Ocean Notion, a non-profit organization created by residents of the East Coast, is on a mission to preserve the ocean through cooperating with corporations, cleaning up beaches and offering educational outreach in the community.
Peter Mitchell, co-founder and CEO of the non-profit organization, explained how Ocean Notion was formed this past February. He said that last year, Tristen Rodgers and himself had the idea to start it, and asked their friend Martin Naro if he wanted to help.
“We didn’t think that we could give back enough just by ourselves,” Mitchell said. “This is something we were really passionate about growing up near the water, and what we had seen was just such a large problem with ocean pollution and the lack of recycling that happens in the country.”

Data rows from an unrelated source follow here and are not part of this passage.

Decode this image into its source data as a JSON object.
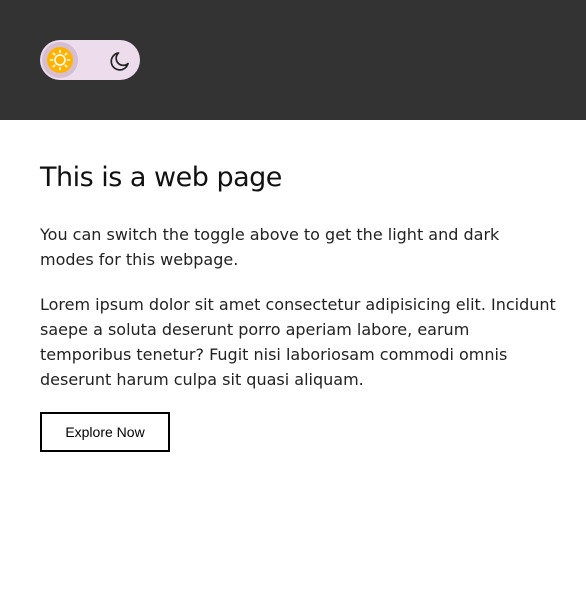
{
  "header": {
    "background": "#333333",
    "toggle": {
      "mode": "light",
      "left_icon": "sun-icon",
      "right_icon": "moon-icon",
      "track_color": "#ecdcec",
      "sun_color": "#ffb300"
    }
  },
  "main": {
    "title": "This is a web page",
    "intro": "You can switch the toggle above to get the light and dark modes for this webpage.",
    "body": "Lorem ipsum dolor sit amet consectetur adipisicing elit. Incidunt saepe a soluta deserunt porro aperiam labore, earum temporibus tenetur? Fugit nisi laboriosam commodi omnis deserunt harum culpa sit quasi aliquam.",
    "button_label": "Explore Now"
  }
}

Mitchell said that he and Rodgers started doing their own beach cleanups and realized there was only so much that a couple of people could do to make a difference, so they started Ocean Notion. He wanted to start to give back and said that if he engaged with the community more, he would be able to utilize his surroundings and really make a difference.
Catherine Barr, the environmental journalist in Ocean Notion, said that the organization is working to become nationally recognized, but right now there is only an official Rhode Island branch. Mitchell explained that Ocean Notion is currently in the process of expanding to Connecticut, Oregon and Washington. To do this, he said they use college communities as an outlet to reach the community in that city or state. Additionally, Barr explained that Ocean Notion is working with a corporation to implement and enforce the recycling program. On a simpler scale, Barr said that the organization does a lot of beach clean-ups. So far, they have removed 2,200 pounds of trash.
Right now, Barr said the organization is acting upon educational outreach in the community. She explained that Ocean Notion is working with a local Rhode Island high school to get a program started with AP environmental science or other environmental specific classes. By doing this, the organization hopes to bring awareness to recycling plastic and paper, instead of just throwing everything out. She said that it’s really important to reuse these items, even if it’s not possible to reduce them.
Barr, who is a sophomore at the University of Rhode Island and double majoring in environmental science and elementary education, said that she joined the organization because she loves being close to the ocean. Being a Chicago native, Barr had only ever been around lakes before coming to Rhode Island.
“I have grown to have such an appreciation and gratitude for [the ocean].” Barr said. “I think it’s really cool that we’re trying to get an organization involved with taking actual steps that are manageable to conserving our ocean, [and] our animal life in it.”
She said that the organization’s mission statement talks about how important the ocean is to us and our daily life, including simple things, like just breathing.
“Fifty percent of the oxygen we breathe comes from the ocean, we live in the ocean state, we’re on the East Coast and everyone loves the beach, so it’s a big part of our life here,” Barr said. “Environmentally speaking, there’s a lot of conservation that needs to be spread awareness wise, also taken action on.”
In the future, Mitchell’s goal is to help more corporations in the country to transition to a more effective recycling program. He said that this would entail working with corporations and local departments of environmental management offices to essentially set up recycling routes. This will increase recycling among employees and overall emphasize recycling within their company.
So far, the organization has four members on the executive branch level, seven positions at the URI branch, and about 120 volunteers. Mitchell said the branch at the university is funded by the nonprofit itself, through their ocean conservation fund. Barr said that the executive branch has emphasized how important it is to make sure their mission statement and what they do is very manageable, stable and doable. She said that Ocean Notion wants to ensure that they have a strong foundation — strong enough to be founders. Through dependability and small steps to spread on the East Coast, they hope to continue on the West Coast as well.
“We think global, act local,” Barr said. “With the beach clean up – that’s us taking small steps and making sure this could be spread and [be] implemented in other places when the organization starts to spread with these corporations and operating with them, but we have to start here. Improving the ocean one person at a time.”
To get involved with Ocean Notion, visit their website at ocean-notion.org and find the organization on social media. Meetings are held every Thursday at 5 p.m. in the Center for Biotechnology and Life Sciences (CBLS) on the fourth floor, and all are welcome.